Changes in administration roles at the Dillingham Middle/High School and Dillingham Elementary School are intended to smooth out bumps experienced in the beginning of the school year. It’s unclear what those bumps are, but they appear to be mismatches of administrators to job titles.
The principal of the middle/high school has become the director of school climate and culture at the elementary school, and the person who was in that position is now the interim principal of the middle/high school.
“As you know, we started this school year with many new staff members, including several new administrators. While the school year did not start as smoothly as we had hoped, the district appreciates the hard work and dedication of all our staff,” Superintendent Amy Brower wrote to parents and the community on Nov. 15.
“In analyzing the district’s needs, staff strengths, and what is best for students, we believe that some adjustments in leadership assignments will best serve the community and our students. The district believes that Ms. McCambly’s prior experience at the middle school/high school level will better serve Dillingham Middle/High School students and staff. The district also believes that Ms. Dillman’s administrative experience at the elementary school level would better fit at Dillingham Elementary School. We are pleased to announce that as of November 21, 2022, Ms. McCambly will be the Interim Principal at the middle/high school, and Ms. Dillman will take over the Director of School Climate and Culture duties at the elementary school.”
Megan McCambly, the recent director of climate and culture, was raised in Dillingham and has been with the Anchorage School District before returning home to Dillingham this year. She is the interim principal of the high school. Beth Dillman is director of climate and culture.

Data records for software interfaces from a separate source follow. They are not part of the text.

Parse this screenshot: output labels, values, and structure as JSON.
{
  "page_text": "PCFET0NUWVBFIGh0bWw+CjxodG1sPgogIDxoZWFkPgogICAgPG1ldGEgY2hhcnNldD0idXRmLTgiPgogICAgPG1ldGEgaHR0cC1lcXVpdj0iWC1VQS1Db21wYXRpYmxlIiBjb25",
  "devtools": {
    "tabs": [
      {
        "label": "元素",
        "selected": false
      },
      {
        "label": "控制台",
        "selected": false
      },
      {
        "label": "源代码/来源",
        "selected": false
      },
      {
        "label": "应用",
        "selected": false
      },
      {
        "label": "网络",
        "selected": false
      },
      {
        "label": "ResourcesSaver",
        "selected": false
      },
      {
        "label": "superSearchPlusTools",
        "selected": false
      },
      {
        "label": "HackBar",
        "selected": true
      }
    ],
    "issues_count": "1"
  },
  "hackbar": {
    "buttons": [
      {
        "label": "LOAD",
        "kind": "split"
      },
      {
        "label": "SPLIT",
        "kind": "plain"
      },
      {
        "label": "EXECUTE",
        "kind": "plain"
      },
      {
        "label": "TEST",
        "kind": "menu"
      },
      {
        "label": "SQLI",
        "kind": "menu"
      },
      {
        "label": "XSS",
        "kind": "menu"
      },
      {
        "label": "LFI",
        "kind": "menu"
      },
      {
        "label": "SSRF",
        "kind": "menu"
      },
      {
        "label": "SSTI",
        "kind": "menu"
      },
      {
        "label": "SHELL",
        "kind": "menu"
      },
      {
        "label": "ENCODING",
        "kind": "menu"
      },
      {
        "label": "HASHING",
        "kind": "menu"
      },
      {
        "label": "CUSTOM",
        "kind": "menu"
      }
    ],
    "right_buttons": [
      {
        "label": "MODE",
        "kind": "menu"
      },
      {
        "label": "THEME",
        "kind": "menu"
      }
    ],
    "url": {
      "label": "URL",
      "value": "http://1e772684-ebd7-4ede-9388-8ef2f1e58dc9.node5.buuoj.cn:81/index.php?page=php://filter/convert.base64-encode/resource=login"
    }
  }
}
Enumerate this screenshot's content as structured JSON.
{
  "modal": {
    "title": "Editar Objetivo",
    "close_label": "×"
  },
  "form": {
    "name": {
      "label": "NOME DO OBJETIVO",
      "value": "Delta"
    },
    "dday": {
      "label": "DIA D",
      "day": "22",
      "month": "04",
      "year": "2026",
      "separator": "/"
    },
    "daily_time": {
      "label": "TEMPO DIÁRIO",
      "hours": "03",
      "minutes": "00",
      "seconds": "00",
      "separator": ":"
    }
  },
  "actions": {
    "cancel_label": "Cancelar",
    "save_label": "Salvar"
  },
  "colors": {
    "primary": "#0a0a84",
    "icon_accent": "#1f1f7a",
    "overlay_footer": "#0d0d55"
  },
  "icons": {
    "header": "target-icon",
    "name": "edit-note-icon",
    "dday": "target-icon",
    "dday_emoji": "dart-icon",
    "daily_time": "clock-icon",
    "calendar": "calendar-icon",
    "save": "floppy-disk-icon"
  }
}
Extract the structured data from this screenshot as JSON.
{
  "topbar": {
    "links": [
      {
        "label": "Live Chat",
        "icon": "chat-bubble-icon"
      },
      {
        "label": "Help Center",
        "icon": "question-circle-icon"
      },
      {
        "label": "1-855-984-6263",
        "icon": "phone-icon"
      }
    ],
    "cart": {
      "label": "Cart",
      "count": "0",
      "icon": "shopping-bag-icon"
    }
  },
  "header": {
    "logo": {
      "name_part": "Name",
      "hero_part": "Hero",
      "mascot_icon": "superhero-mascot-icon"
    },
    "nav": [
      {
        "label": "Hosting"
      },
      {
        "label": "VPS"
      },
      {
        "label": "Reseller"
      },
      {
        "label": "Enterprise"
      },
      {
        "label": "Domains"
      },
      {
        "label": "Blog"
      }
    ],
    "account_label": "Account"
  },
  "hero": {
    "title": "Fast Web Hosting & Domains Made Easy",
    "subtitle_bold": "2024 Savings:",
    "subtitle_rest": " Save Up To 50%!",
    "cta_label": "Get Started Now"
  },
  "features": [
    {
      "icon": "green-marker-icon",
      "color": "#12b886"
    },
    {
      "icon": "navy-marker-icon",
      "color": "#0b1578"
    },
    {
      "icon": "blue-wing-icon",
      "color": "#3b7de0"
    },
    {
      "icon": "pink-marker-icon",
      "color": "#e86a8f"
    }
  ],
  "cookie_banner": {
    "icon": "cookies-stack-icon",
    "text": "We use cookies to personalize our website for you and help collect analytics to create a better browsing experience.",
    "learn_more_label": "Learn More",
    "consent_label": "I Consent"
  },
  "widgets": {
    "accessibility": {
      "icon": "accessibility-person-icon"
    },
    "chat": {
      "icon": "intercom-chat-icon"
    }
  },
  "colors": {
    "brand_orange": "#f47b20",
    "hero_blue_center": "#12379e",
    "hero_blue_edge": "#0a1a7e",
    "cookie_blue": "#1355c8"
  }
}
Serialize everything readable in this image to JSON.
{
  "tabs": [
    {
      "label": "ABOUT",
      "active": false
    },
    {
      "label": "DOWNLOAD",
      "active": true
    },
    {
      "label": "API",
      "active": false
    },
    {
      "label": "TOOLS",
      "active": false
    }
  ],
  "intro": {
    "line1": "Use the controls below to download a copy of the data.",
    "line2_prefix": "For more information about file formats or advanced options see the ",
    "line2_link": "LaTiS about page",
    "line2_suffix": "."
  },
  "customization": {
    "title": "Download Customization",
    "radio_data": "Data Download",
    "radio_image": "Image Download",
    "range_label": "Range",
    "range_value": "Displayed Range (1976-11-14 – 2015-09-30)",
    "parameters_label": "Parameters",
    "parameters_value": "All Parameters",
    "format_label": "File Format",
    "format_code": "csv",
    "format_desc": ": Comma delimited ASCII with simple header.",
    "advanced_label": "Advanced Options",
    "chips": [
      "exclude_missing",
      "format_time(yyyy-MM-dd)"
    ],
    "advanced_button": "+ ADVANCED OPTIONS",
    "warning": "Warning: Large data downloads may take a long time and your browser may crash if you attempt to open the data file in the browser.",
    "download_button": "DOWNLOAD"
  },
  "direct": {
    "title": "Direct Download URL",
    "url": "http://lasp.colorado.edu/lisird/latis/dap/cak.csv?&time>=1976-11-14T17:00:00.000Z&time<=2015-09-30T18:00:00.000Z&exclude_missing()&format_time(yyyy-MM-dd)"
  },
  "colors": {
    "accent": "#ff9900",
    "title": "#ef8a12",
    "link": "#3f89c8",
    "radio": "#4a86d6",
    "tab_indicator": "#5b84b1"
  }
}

The Dillingham Schools are not exactly known as high performing schools and it’s unclear why an elementary school would need a director of school climate and culture. In other school districts around the country, that is code language for diversity and the director is in charge of setting and driving “a vision for productive and equitable school culture including systems, structures, routines, and traditions,” according to Indeed.com.
Another job board described the job as being “responsible building and maintaining systems that ensure a joyous and achievement-oriented school culture.”
Just 14% of Dillingham elementary school students tested advanced or proficient in English on the latest statewide test, Alaska System of Academic Readiness (AK STAR). Just 13.33% of those students tested advanced or proficient in math. 84.91% of the students needed support to get to a proficient level in English, and 86.67% of the students needed more help getting to a proficient level in math.
The elementary school has a teacher-student ratio of 10-1, and about 197 students.
The middle/high school scores are better. Some 19.67% of students are advanced or proficient in English, and 8.80% are advanced or proficient in math. 80.33% of students need support in approaching proficiency in English, and 91.20% need more support to approach proficiency in math. The graduation rate is about 70%
The school district’s mission statement is, “As part of the community, the Dillingham City School District will promote and lead a safe, supportive and equitable learning environment.” The district’s vision is to, “Inspire students to be culturally connected, active community members and motivated to fulfill their goals and dreams.”